╭─ Records for processing
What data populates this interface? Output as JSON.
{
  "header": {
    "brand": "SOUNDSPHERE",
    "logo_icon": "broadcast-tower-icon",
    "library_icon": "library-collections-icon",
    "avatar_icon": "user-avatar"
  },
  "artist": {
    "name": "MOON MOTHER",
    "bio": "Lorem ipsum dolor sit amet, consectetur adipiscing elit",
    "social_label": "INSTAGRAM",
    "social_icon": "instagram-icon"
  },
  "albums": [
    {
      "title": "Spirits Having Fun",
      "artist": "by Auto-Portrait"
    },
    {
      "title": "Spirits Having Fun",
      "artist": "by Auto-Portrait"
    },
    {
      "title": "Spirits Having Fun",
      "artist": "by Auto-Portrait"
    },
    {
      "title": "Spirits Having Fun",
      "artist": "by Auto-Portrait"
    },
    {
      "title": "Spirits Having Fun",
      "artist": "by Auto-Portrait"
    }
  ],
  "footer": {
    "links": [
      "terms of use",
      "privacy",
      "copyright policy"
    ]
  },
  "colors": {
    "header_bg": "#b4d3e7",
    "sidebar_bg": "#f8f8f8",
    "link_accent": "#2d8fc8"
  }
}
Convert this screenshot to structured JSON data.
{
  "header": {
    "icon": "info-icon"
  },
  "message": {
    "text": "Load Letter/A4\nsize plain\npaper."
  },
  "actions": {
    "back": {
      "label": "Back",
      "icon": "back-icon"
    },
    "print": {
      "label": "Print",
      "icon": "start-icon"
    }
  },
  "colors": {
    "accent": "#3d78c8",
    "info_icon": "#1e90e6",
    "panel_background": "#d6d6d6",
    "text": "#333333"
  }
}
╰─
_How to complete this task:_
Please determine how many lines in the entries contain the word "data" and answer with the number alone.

_Completed exercise:_
2